  • Our volunteers led 45,000 walks across England, Wales and Scotland

  • We became the host for Walking for Health, which offers free, short health walks, aimed at people who have done little or no exercise before

  • We launched a new website which includes a library of high-quality walking routes, searchable by region, difficulty, feature, length and theme, such as history, wildlife, dog-friendly, child-friendly, art walks, adventure walks...

In a nutshell, the Ramblers works to protect paths and promote walking for everyone.

Wales Coast PathOur Senior Policy Officer, Eugene Suggett recently blogged on why this is important. "It is solved by walking", he wrote. "For decades the Ramblers has poetically spoken of the ‘refreshment of spirit’ brought about by walking, not only in remote places but indeed just about anywhere; now the medics themselves tell us that walking promotes mental health and well-being, and improves self-perception and self-esteem and mood".

Nick Crane, the explorer, writer and broadcaster, spoke at the Ramblers General Council on 13 April, our members annual meeting.

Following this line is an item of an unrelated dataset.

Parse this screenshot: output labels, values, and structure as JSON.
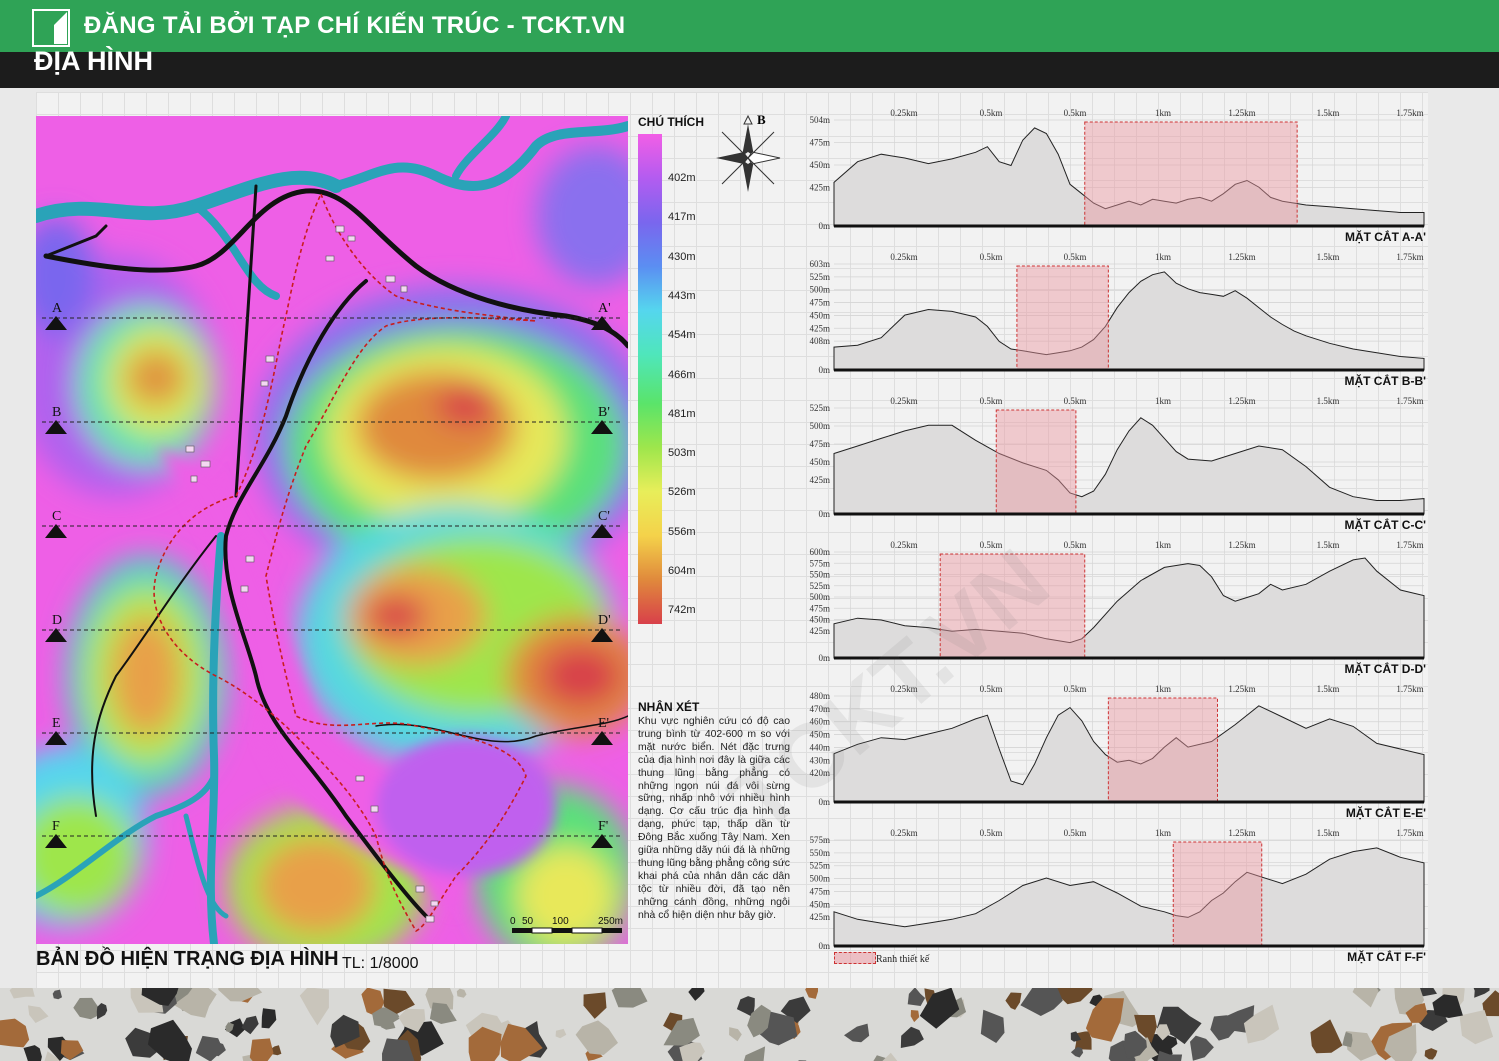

In addition to wittily describing his wanderings around Britain with his umbrella, he also spoke more seriously about why paths matter. "Paths represent our history and break down barriers & boundaries", he said so eloquently. The heritage value of paths is not often recognised, unlike old buildings and stately homes. Again, Eugene summarised this in a recent blog: 'Oldest Inscriptions on the land'.

Without the Ramblers these inscriptions, and the pleasures people experience from walking them, would likely not exist.

Sandra Sayce volunteers with Walking for Health and spoke about how she got involved: “After finding a Walking for Health leaflet, I made a New Year’s resolution to start walking. Everyone at the group was very welcoming and after a few months I’d become a regular, making many new friends. It wasn’t long before I did my walk leader training so I could help others enjoy the walks too. Walking for Health has been one of the best things I have ever done. I feel like I have found the real me again.”

Members of the Cornwall Ramblers REACT team fixing a bridgeOf course we couldn't do any of our work without our volunteers. They are truly our unsung heroes. 18,000 of them work hard to keep paths open, lead walks and check routes. They run local groups, check path diversions and closures, make representations at local inquiries and help people walk their way to health via local health programmes.

They love walking and want others to be able to share their joy. If you have ever volunteered with them, you will have experienced the sheer laughter that echoes their work. As Ian Dickin, one of our volunteer photographers says, “Walking’s been very good to me. It’s given me the greatest memories, kept me fit and made me many friends.”

Walking is free and it's easy. Some people think that the Ramblers no longer matters, but without us there wouldn't be a footpath network. If you don't think that is the case, have a look at some of the work we have carried out in the last 78 years, alongside our volunteers, local and national government and partners. If you agree with me that this work is essential, consider joining us for as little as £3 a month. Or make a donation. If you can't afford that, then consider volunteering some of your time.

If you'd like to be part of our walking community then subscribe to our newsletter and follow us on twitter via @Ramblersgb.

Credit to Ian Dickin for his photo of Snowdon, Llyn Du'r Arddu.